"HOUSE!!!" she wailed as I tried to extricate her.
When I got home, I built her an identical fort out of a cardboard box, a living room chair and a big blanket thrown over it. It managed to stay intact for the most part, except for when she would grab the blanket and pull down on it until the cardboard roof caved in.
"HOUSE!!!" she wailed each time it fell.
"House!" she chirped each time I put it back up.
I remember trying to build a fort out of a blanket as a kid. I laid on my back and stuck my legs and arms straight up in the air to support the roof. I tried using a cardboard pole leftover from wrapping paper to act as a prop. I tried using throw pillows and stuffed animals as walls.
The trouble was, the blankets kept falling back down. Propped up for a moment, they'd soon return to brush my face and cover my body again. No matter how much effort and how many contraptions I'd build or finagle, the blanket fell down and covered me.
Today I was thinking about that blanket and how I could never keep it off of me. Sort of reminded me of depression. I've spent a lifetime propping it up and trying to keep it off. But every so often the cardboard scaffolding I've built gives way and I feel it brush my face and cover my body once more.
Sometimes I just want to lay down in the dark and give in to it.
But most times I brush it off and try to prop it up. I rummage around for the cardboard poles and stuffed bears in my head and build walls out of plush. Sometimes it all seems so pointless.
Building an imaginary fortress against pain.
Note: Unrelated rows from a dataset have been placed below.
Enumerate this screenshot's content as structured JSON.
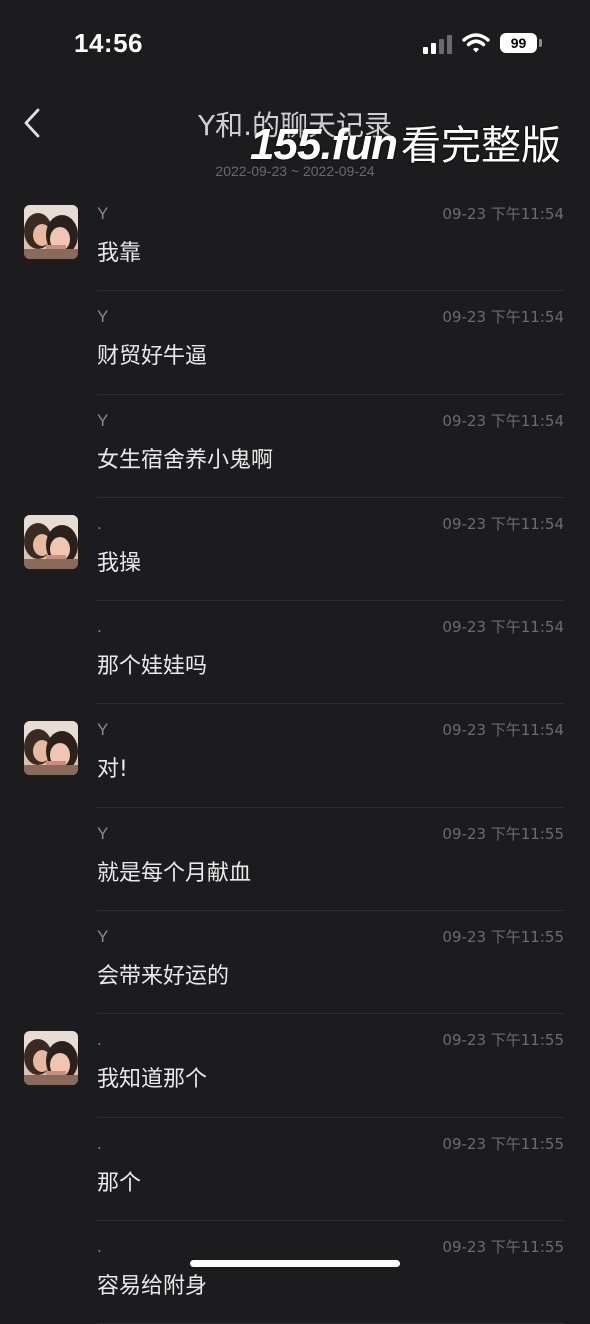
{
  "status_bar": {
    "time": "14:56",
    "battery": "99"
  },
  "header": {
    "title": "Y和.的聊天记录",
    "date_range": "2022-09-23 ~ 2022-09-24"
  },
  "watermark": {
    "domain": "155.fun",
    "text": "看完整版"
  },
  "messages": [
    {
      "sender": "Y",
      "time": "09-23 下午11:54",
      "text": "我靠",
      "show_avatar": true
    },
    {
      "sender": "Y",
      "time": "09-23 下午11:54",
      "text": "财贸好牛逼",
      "show_avatar": false
    },
    {
      "sender": "Y",
      "time": "09-23 下午11:54",
      "text": "女生宿舍养小鬼啊",
      "show_avatar": false
    },
    {
      "sender": ".",
      "time": "09-23 下午11:54",
      "text": "我操",
      "show_avatar": true
    },
    {
      "sender": ".",
      "time": "09-23 下午11:54",
      "text": "那个娃娃吗",
      "show_avatar": false
    },
    {
      "sender": "Y",
      "time": "09-23 下午11:54",
      "text": "对!",
      "show_avatar": true
    },
    {
      "sender": "Y",
      "time": "09-23 下午11:55",
      "text": "就是每个月献血",
      "show_avatar": false
    },
    {
      "sender": "Y",
      "time": "09-23 下午11:55",
      "text": "会带来好运的",
      "show_avatar": false
    },
    {
      "sender": ".",
      "time": "09-23 下午11:55",
      "text": "我知道那个",
      "show_avatar": true
    },
    {
      "sender": ".",
      "time": "09-23 下午11:55",
      "text": "那个",
      "show_avatar": false
    },
    {
      "sender": ".",
      "time": "09-23 下午11:55",
      "text": "容易给附身",
      "show_avatar": false
    }
  ],
  "colors": {
    "background": "#1c1c1e",
    "text_primary": "#e9e9eb",
    "text_secondary": "#8a8a8e",
    "divider": "#2e2e31"
  }
}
But that inner kid in me doesn't care about logistics and logic. I hear my daughter's voice yell, "House!" and I put the structure back in again. She needs me to keep a roof over this house of mine. She needs the shelter of my joy.